Those motorists in the Hurricane Irma evacuation zone earlier this month remotely received about 40 additional miles in extended range for their electric cars before they needed a recharge.
Tesla vehicles apparently are equipped with the same 75 kWh battery, but software installed in less-expensive models limit capacity to 60 kWh.
Gridlock on Florida roads evidently convinced Tesla to unlock all the battery packs for those in the path of the storm so that there would be less likelihood of people running out of juice while stuck in traffic heading north, the Electrek website reported.
A Tesla Model S 60 owner in Florida reached out to us with almost 40 more miles than in his usual full charge and a new ’75’ badge in his car software. While he didn’t ask for it nor knew why it changed, Tesla had temporarily unlocked the remaining 15 kWh of the car’s software-limited battery pack option to facilitate the owner’s evacuation. We reached out to Tesla and a representative confirmed that the company has put in place the emergency measure to temporarily extend the range of the vehicles of Tesla owners in the path of Hurricane Irma. The company says that a Tesla owner in a mandatory evacuation zone required another ~30 more miles of range to optimize his evacuation route in the traffic and they reached out to Tesla who agreed to a temporary access to the full 75 kWh of energy in the battery pack…
Tesla owners were conflicted over the stopgap upgrade scenario, the New York Times explained.
Many Tesla owners cheered the temporary enhancement ahead of Irma, which made landfall in Florida on [September 10]. Some, though, said the company was kneecapping vehicle range under normal circumstances in pursuit of profit. Others were concerned that the magnanimous move overshadowed the troubling extent to which Tesla can command customers’ cars.
Tesla ordinarily charges in the range of $4,500 to $9,000 for the permanent, wireless-implemented upgrade. Tesla evidently has ended its practice of selling software-limited batteries in newer models, however.
U.S. taxpayers subsidize Tesla to the tune of $7,500 per vehicle. Taxpayers in states like California and Colorado kick in even more. The company sold about 80,000 vehicles last year. Tesla boss Elon Musk has called for Congress to end the federal subsidies. (Read more about green initiatives at Environ.news.)
Separately, Natural News has previously outlined the inherent contradiction of environmentally friendly electric cars. These pricey, trendy vehicles mostly get their electric charge via coal-fired power plants. With that in mind, according to some studies, gasoline-powered cars supposedly produce less pollution than their “clean” electric counterparts.

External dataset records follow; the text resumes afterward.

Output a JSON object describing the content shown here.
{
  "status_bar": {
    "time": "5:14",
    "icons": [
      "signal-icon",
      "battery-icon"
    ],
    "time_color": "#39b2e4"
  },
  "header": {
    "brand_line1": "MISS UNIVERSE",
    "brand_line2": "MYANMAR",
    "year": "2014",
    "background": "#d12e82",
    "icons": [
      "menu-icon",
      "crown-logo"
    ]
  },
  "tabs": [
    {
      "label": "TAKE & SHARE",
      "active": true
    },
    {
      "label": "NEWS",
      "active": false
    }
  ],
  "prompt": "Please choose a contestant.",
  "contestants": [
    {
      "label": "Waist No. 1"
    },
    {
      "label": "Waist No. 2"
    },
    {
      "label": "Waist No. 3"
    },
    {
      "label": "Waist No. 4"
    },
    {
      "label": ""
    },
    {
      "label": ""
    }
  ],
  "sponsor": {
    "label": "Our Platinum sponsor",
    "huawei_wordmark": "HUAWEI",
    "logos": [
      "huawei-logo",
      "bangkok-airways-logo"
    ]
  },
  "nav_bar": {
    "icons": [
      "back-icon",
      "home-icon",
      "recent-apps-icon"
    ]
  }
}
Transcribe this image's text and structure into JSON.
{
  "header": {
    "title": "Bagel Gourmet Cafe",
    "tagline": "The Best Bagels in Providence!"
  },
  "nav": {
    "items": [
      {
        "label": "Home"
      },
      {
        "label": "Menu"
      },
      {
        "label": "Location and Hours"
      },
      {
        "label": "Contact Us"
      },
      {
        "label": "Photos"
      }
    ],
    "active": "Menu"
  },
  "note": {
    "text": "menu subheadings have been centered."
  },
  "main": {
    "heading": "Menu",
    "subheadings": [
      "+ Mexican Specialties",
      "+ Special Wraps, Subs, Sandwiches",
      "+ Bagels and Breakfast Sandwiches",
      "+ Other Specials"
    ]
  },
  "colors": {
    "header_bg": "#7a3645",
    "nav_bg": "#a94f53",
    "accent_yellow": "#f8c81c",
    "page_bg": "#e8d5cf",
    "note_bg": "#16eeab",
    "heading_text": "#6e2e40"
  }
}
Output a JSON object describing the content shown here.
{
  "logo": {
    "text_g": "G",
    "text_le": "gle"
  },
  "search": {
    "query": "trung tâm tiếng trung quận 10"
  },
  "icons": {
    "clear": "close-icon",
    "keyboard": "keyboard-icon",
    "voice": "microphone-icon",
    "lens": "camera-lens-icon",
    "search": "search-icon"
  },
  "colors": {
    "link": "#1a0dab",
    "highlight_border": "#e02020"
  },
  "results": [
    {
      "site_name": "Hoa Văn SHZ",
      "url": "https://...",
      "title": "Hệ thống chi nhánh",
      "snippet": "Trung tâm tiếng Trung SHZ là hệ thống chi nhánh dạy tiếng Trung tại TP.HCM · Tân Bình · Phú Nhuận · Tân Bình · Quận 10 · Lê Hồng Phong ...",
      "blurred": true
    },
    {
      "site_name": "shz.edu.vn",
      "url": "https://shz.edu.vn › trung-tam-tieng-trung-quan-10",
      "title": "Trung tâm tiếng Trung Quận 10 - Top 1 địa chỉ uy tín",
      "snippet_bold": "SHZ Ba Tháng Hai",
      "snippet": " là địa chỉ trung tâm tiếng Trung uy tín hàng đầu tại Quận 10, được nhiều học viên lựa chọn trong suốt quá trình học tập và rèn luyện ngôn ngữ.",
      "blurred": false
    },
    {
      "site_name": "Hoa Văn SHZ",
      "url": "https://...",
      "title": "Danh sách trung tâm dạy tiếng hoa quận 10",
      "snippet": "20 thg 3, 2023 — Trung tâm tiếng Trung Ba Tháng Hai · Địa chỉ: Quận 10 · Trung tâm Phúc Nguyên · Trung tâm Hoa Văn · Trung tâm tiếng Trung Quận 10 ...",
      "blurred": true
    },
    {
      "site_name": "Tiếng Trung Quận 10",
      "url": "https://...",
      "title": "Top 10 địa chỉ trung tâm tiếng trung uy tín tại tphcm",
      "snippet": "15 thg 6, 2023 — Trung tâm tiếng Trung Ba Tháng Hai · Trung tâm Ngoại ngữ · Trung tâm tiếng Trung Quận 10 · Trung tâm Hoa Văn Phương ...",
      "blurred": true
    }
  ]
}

“Getting the materials to make lithium ion batteries, for example, is an extremely dirty business, and the electricity to recharge the batteries most likely comes from power plant fueled by coal or some other fossil fuel,” Investors’ Business Daily noted.
If you are a Tesla owner, are you satisfied with the service and performance? If not, would you ever consider purchasing an electric car?